Isaac Asimov famously said that sufficiently advanced technology is indistinguishable from magic. Think of the cargo cults of World War II. So it is perhaps not surprising that the technology behind the Cloud/SAAS version of Worldox GX3 has been referred to by some clients as “Pixie Dust.”
Worldox has in fact filed a patent application for this new technology.
What is so revolutionary?
Previous approaches to cloud computing have been implemented typically via web-based programs. In some cases this is mixed with thin clients, Remote Desktop, or Cisco or Microsoft published apps. These solutions are all or nothing: you can work in the cloud OR you can work on your desktop: the two do not communicate with each other (with the limited exception of mapped drives, mouse control, local printers, etc.). Document management programs such as NetDocuments get around this with an upload/download approach: you download a document to your desktop, work on it, then upload it back to the cloud (or vice-versa). That also is why almost none of the cloud-based practice management programs have any serious integration with Outlook except through similar upload-download routines.
The Worldox solution is a client server communication application that allows all locally installed applications to have full communication with the published version of Worldox hosted on a remote server: Word, Outlook, Acrobat, you name it. How do they do it? That’s where the patent comes in.
The cloud version of Worldox GX3 is NOT browser-based (thus eliminating the limitations that would have entailed). The user has full functionality, the program looks exactly the same as the desktop version, so there is no learning curve.

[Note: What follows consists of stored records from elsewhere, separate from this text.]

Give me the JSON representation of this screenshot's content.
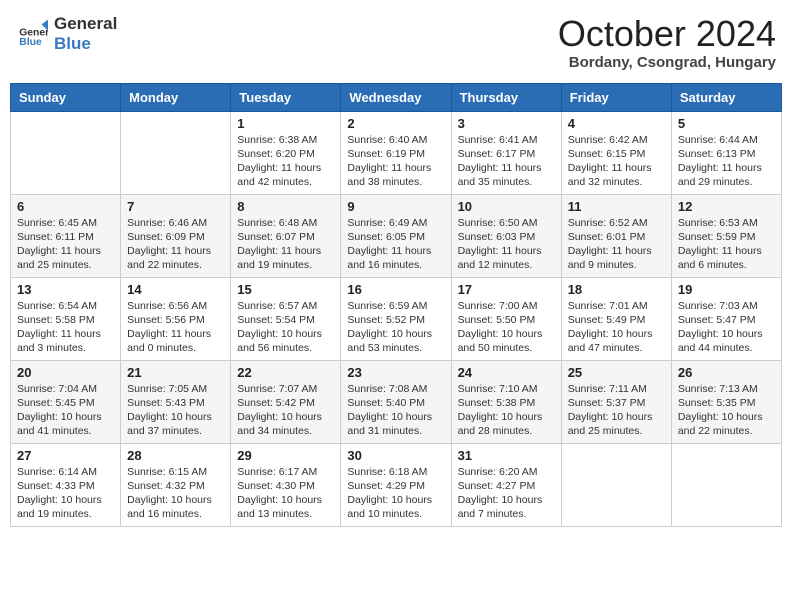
{
  "header": {
    "logo_line1": "General",
    "logo_line2": "Blue",
    "month_title": "October 2024",
    "location": "Bordany, Csongrad, Hungary"
  },
  "days_of_week": [
    "Sunday",
    "Monday",
    "Tuesday",
    "Wednesday",
    "Thursday",
    "Friday",
    "Saturday"
  ],
  "weeks": [
    [
      {
        "day": "",
        "content": ""
      },
      {
        "day": "",
        "content": ""
      },
      {
        "day": "1",
        "sunrise": "6:38 AM",
        "sunset": "6:20 PM",
        "daylight": "11 hours and 42 minutes."
      },
      {
        "day": "2",
        "sunrise": "6:40 AM",
        "sunset": "6:19 PM",
        "daylight": "11 hours and 38 minutes."
      },
      {
        "day": "3",
        "sunrise": "6:41 AM",
        "sunset": "6:17 PM",
        "daylight": "11 hours and 35 minutes."
      },
      {
        "day": "4",
        "sunrise": "6:42 AM",
        "sunset": "6:15 PM",
        "daylight": "11 hours and 32 minutes."
      },
      {
        "day": "5",
        "sunrise": "6:44 AM",
        "sunset": "6:13 PM",
        "daylight": "11 hours and 29 minutes."
      }
    ],
    [
      {
        "day": "6",
        "sunrise": "6:45 AM",
        "sunset": "6:11 PM",
        "daylight": "11 hours and 25 minutes."
      },
      {
        "day": "7",
        "sunrise": "6:46 AM",
        "sunset": "6:09 PM",
        "daylight": "11 hours and 22 minutes."
      },
      {
        "day": "8",
        "sunrise": "6:48 AM",
        "sunset": "6:07 PM",
        "daylight": "11 hours and 19 minutes."
      },
      {
        "day": "9",
        "sunrise": "6:49 AM",
        "sunset": "6:05 PM",
        "daylight": "11 hours and 16 minutes."
      },
      {
        "day": "10",
        "sunrise": "6:50 AM",
        "sunset": "6:03 PM",
        "daylight": "11 hours and 12 minutes."
      },
      {
        "day": "11",
        "sunrise": "6:52 AM",
        "sunset": "6:01 PM",
        "daylight": "11 hours and 9 minutes."
      },
      {
        "day": "12",
        "sunrise": "6:53 AM",
        "sunset": "5:59 PM",
        "daylight": "11 hours and 6 minutes."
      }
    ],
    [
      {
        "day": "13",
        "sunrise": "6:54 AM",
        "sunset": "5:58 PM",
        "daylight": "11 hours and 3 minutes."
      },
      {
        "day": "14",
        "sunrise": "6:56 AM",
        "sunset": "5:56 PM",
        "daylight": "11 hours and 0 minutes."
      },
      {
        "day": "15",
        "sunrise": "6:57 AM",
        "sunset": "5:54 PM",
        "daylight": "10 hours and 56 minutes."
      },
      {
        "day": "16",
        "sunrise": "6:59 AM",
        "sunset": "5:52 PM",
        "daylight": "10 hours and 53 minutes."
      },
      {
        "day": "17",
        "sunrise": "7:00 AM",
        "sunset": "5:50 PM",
        "daylight": "10 hours and 50 minutes."
      },
      {
        "day": "18",
        "sunrise": "7:01 AM",
        "sunset": "5:49 PM",
        "daylight": "10 hours and 47 minutes."
      },
      {
        "day": "19",
        "sunrise": "7:03 AM",
        "sunset": "5:47 PM",
        "daylight": "10 hours and 44 minutes."
      }
    ],
    [
      {
        "day": "20",
        "sunrise": "7:04 AM",
        "sunset": "5:45 PM",
        "daylight": "10 hours and 41 minutes."
      },
      {
        "day": "21",
        "sunrise": "7:05 AM",
        "sunset": "5:43 PM",
        "daylight": "10 hours and 37 minutes."
      },
      {
        "day": "22",
        "sunrise": "7:07 AM",
        "sunset": "5:42 PM",
        "daylight": "10 hours and 34 minutes."
      },
      {
        "day": "23",
        "sunrise": "7:08 AM",
        "sunset": "5:40 PM",
        "daylight": "10 hours and 31 minutes."
      },
      {
        "day": "24",
        "sunrise": "7:10 AM",
        "sunset": "5:38 PM",
        "daylight": "10 hours and 28 minutes."
      },
      {
        "day": "25",
        "sunrise": "7:11 AM",
        "sunset": "5:37 PM",
        "daylight": "10 hours and 25 minutes."
      },
      {
        "day": "26",
        "sunrise": "7:13 AM",
        "sunset": "5:35 PM",
        "daylight": "10 hours and 22 minutes."
      }
    ],
    [
      {
        "day": "27",
        "sunrise": "6:14 AM",
        "sunset": "4:33 PM",
        "daylight": "10 hours and 19 minutes."
      },
      {
        "day": "28",
        "sunrise": "6:15 AM",
        "sunset": "4:32 PM",
        "daylight": "10 hours and 16 minutes."
      },
      {
        "day": "29",
        "sunrise": "6:17 AM",
        "sunset": "4:30 PM",
        "daylight": "10 hours and 13 minutes."
      },
      {
        "day": "30",
        "sunrise": "6:18 AM",
        "sunset": "4:29 PM",
        "daylight": "10 hours and 10 minutes."
      },
      {
        "day": "31",
        "sunrise": "6:20 AM",
        "sunset": "4:27 PM",
        "daylight": "10 hours and 7 minutes."
      },
      {
        "day": "",
        "content": ""
      },
      {
        "day": "",
        "content": ""
      }
    ]
  ]
}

But when you open a document in Word (or whatever), it opens from the cloud. The same integration applies to Outlook, Acrobat, or whatever.
The Cloud version of Worldox will be available as a SAAS offering, with a monthly subscription price. Full release is likely to be some time early next year, although the “Enterprise” version which incorporates the cloud technology running on a private, in-house based cloud server, on top of the standard network-based program may be available this fall.